◆ Description of the task ◆
The records follow. Retype them without a single change.

Dataset items

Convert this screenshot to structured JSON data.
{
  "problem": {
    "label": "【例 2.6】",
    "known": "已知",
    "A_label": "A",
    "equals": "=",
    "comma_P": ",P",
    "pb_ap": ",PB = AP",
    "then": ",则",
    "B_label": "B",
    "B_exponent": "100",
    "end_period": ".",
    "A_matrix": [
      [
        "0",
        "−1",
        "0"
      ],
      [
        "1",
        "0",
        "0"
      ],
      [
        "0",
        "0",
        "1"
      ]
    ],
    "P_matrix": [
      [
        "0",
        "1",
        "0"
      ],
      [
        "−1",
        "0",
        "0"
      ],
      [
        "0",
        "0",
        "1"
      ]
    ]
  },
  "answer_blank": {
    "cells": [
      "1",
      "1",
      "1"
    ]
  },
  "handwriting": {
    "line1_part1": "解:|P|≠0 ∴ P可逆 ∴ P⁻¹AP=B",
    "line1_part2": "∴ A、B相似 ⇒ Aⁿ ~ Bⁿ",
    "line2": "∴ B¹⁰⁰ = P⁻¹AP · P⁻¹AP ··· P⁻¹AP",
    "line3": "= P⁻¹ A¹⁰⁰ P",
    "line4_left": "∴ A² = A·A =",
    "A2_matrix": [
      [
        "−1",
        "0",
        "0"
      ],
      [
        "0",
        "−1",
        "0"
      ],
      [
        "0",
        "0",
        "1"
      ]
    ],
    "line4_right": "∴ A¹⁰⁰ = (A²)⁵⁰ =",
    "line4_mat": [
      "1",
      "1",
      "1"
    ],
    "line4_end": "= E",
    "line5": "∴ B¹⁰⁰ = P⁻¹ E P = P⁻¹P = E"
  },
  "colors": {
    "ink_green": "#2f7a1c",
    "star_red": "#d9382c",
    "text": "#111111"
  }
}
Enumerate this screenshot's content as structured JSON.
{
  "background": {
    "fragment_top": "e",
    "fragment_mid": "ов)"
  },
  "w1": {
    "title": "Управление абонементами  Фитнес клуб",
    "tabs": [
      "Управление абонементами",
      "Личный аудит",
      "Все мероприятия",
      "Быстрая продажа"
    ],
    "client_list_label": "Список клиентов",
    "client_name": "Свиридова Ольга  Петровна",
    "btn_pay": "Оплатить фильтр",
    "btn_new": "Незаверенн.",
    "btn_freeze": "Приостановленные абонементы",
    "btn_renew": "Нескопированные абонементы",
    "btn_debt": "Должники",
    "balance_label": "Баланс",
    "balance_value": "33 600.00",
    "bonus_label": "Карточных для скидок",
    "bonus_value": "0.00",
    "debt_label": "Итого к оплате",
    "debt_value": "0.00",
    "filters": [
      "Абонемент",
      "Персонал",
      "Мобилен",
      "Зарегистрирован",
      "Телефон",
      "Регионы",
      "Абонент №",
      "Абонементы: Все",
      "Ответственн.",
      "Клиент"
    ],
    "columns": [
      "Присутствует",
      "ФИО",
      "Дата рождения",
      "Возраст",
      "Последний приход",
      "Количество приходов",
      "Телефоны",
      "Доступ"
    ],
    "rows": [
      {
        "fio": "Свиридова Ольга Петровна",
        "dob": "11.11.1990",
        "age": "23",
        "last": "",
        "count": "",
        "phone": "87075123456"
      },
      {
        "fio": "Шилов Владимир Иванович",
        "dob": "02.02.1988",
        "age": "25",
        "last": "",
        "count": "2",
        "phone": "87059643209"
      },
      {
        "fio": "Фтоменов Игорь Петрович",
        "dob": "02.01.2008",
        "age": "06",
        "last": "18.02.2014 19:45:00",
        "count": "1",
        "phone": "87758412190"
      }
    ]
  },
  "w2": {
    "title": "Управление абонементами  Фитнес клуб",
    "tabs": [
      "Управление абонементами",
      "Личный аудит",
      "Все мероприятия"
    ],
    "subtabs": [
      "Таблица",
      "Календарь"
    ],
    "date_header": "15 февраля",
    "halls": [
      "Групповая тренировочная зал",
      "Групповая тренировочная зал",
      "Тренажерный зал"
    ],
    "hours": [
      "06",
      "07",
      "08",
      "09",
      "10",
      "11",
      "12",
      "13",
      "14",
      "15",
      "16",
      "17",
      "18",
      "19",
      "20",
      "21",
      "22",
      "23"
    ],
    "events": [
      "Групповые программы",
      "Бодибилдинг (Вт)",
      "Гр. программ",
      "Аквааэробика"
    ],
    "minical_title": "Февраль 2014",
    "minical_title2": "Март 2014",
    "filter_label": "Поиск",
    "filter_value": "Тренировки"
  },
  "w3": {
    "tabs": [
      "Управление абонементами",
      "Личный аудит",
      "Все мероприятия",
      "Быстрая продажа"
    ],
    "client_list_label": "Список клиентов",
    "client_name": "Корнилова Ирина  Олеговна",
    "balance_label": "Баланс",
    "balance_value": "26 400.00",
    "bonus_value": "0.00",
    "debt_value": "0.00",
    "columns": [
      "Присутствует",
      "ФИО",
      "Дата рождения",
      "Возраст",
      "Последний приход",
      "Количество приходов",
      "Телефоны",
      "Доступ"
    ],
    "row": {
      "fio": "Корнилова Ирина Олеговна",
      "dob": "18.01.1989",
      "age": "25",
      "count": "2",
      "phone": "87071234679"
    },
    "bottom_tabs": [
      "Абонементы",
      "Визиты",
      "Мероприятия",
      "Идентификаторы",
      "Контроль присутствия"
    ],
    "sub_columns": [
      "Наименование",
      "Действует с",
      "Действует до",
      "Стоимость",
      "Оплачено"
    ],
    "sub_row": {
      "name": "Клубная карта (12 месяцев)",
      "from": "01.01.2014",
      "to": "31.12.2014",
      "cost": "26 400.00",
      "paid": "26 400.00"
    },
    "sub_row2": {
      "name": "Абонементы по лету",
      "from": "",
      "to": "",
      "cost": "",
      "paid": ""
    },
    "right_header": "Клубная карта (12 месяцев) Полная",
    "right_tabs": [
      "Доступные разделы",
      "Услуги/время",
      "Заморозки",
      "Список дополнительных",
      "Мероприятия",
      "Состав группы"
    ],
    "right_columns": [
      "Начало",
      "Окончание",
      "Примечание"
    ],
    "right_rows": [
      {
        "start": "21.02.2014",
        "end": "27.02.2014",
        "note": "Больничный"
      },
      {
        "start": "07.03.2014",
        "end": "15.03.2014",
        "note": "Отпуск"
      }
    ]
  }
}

◆ Expected output ◆
Convert this screenshot to structured JSON data.
{
  "problem": {
    "label": "【例 2.6】",
    "known": "已知",
    "A_label": "A",
    "equals": "=",
    "comma_P": ",P",
    "pb_ap": ",PB = AP",
    "then": ",则",
    "B_label": "B",
    "B_exponent": "100",
    "end_period": ".",
    "A_matrix": [
      [
        "0",
        "−1",
        "0"
      ],
      [
        "1",
        "0",
        "0"
      ],
      [
        "0",
        "0",
        "1"
      ]
    ],
    "P_matrix": [
      [
        "0",
        "1",
        "0"
      ],
      [
        "−1",
        "0",
        "0"
      ],
      [
        "0",
        "0",
        "1"
      ]
    ]
  },
  "answer_blank": {
    "cells": [
      "1",
      "1",
      "1"
    ]
  },
  "handwriting": {
    "line1_part1": "解:|P|≠0 ∴ P可逆 ∴ P⁻¹AP=B",
    "line1_part2": "∴ A、B相似 ⇒ Aⁿ ~ Bⁿ",
    "line2": "∴ B¹⁰⁰ = P⁻¹AP · P⁻¹AP ··· P⁻¹AP",
    "line3": "= P⁻¹ A¹⁰⁰ P",
    "line4_left": "∴ A² = A·A =",
    "A2_matrix": [
      [
        "−1",
        "0",
        "0"
      ],
      [
        "0",
        "−1",
        "0"
      ],
      [
        "0",
        "0",
        "1"
      ]
    ],
    "line4_right": "∴ A¹⁰⁰ = (A²)⁵⁰ =",
    "line4_mat": [
      "1",
      "1",
      "1"
    ],
    "line4_end": "= E",
    "line5": "∴ B¹⁰⁰ = P⁻¹ E P = P⁻¹P = E"
  },
  "colors": {
    "ink_green": "#2f7a1c",
    "star_red": "#d9382c",
    "text": "#111111"
  }
}
Enumerate this screenshot's content as structured JSON.
{
  "background": {
    "fragment_top": "e",
    "fragment_mid": "ов)"
  },
  "w1": {
    "title": "Управление абонементами  Фитнес клуб",
    "tabs": [
      "Управление абонементами",
      "Личный аудит",
      "Все мероприятия",
      "Быстрая продажа"
    ],
    "client_list_label": "Список клиентов",
    "client_name": "Свиридова Ольга  Петровна",
    "btn_pay": "Оплатить фильтр",
    "btn_new": "Незаверенн.",
    "btn_freeze": "Приостановленные абонементы",
    "btn_renew": "Нескопированные абонементы",
    "btn_debt": "Должники",
    "balance_label": "Баланс",
    "balance_value": "33 600.00",
    "bonus_label": "Карточных для скидок",
    "bonus_value": "0.00",
    "debt_label": "Итого к оплате",
    "debt_value": "0.00",
    "filters": [
      "Абонемент",
      "Персонал",
      "Мобилен",
      "Зарегистрирован",
      "Телефон",
      "Регионы",
      "Абонент №",
      "Абонементы: Все",
      "Ответственн.",
      "Клиент"
    ],
    "columns": [
      "Присутствует",
      "ФИО",
      "Дата рождения",
      "Возраст",
      "Последний приход",
      "Количество приходов",
      "Телефоны",
      "Доступ"
    ],
    "rows": [
      {
        "fio": "Свиридова Ольга Петровна",
        "dob": "11.11.1990",
        "age": "23",
        "last": "",
        "count": "",
        "phone": "87075123456"
      },
      {
        "fio": "Шилов Владимир Иванович",
        "dob": "02.02.1988",
        "age": "25",
        "last": "",
        "count": "2",
        "phone": "87059643209"
      },
      {
        "fio": "Фтоменов Игорь Петрович",
        "dob": "02.01.2008",
        "age": "06",
        "last": "18.02.2014 19:45:00",
        "count": "1",
        "phone": "87758412190"
      }
    ]
  },
  "w2": {
    "title": "Управление абонементами  Фитнес клуб",
    "tabs": [
      "Управление абонементами",
      "Личный аудит",
      "Все мероприятия"
    ],
    "subtabs": [
      "Таблица",
      "Календарь"
    ],
    "date_header": "15 февраля",
    "halls": [
      "Групповая тренировочная зал",
      "Групповая тренировочная зал",
      "Тренажерный зал"
    ],
    "hours": [
      "06",
      "07",
      "08",
      "09",
      "10",
      "11",
      "12",
      "13",
      "14",
      "15",
      "16",
      "17",
      "18",
      "19",
      "20",
      "21",
      "22",
      "23"
    ],
    "events": [
      "Групповые программы",
      "Бодибилдинг (Вт)",
      "Гр. программ",
      "Аквааэробика"
    ],
    "minical_title": "Февраль 2014",
    "minical_title2": "Март 2014",
    "filter_label": "Поиск",
    "filter_value": "Тренировки"
  },
  "w3": {
    "tabs": [
      "Управление абонементами",
      "Личный аудит",
      "Все мероприятия",
      "Быстрая продажа"
    ],
    "client_list_label": "Список клиентов",
    "client_name": "Корнилова Ирина  Олеговна",
    "balance_label": "Баланс",
    "balance_value": "26 400.00",
    "bonus_value": "0.00",
    "debt_value": "0.00",
    "columns": [
      "Присутствует",
      "ФИО",
      "Дата рождения",
      "Возраст",
      "Последний приход",
      "Количество приходов",
      "Телефоны",
      "Доступ"
    ],
    "row": {
      "fio": "Корнилова Ирина Олеговна",
      "dob": "18.01.1989",
      "age": "25",
      "count": "2",
      "phone": "87071234679"
    },
    "bottom_tabs": [
      "Абонементы",
      "Визиты",
      "Мероприятия",
      "Идентификаторы",
      "Контроль присутствия"
    ],
    "sub_columns": [
      "Наименование",
      "Действует с",
      "Действует до",
      "Стоимость",
      "Оплачено"
    ],
    "sub_row": {
      "name": "Клубная карта (12 месяцев)",
      "from": "01.01.2014",
      "to": "31.12.2014",
      "cost": "26 400.00",
      "paid": "26 400.00"
    },
    "sub_row2": {
      "name": "Абонементы по лету",
      "from": "",
      "to": "",
      "cost": "",
      "paid": ""
    },
    "right_header": "Клубная карта (12 месяцев) Полная",
    "right_tabs": [
      "Доступные разделы",
      "Услуги/время",
      "Заморозки",
      "Список дополнительных",
      "Мероприятия",
      "Состав группы"
    ],
    "right_columns": [
      "Начало",
      "Окончание",
      "Примечание"
    ],
    "right_rows": [
      {
        "start": "21.02.2014",
        "end": "27.02.2014",
        "note": "Больничный"
      },
      {
        "start": "07.03.2014",
        "end": "15.03.2014",
        "note": "Отпуск"
      }
    ]
  }
}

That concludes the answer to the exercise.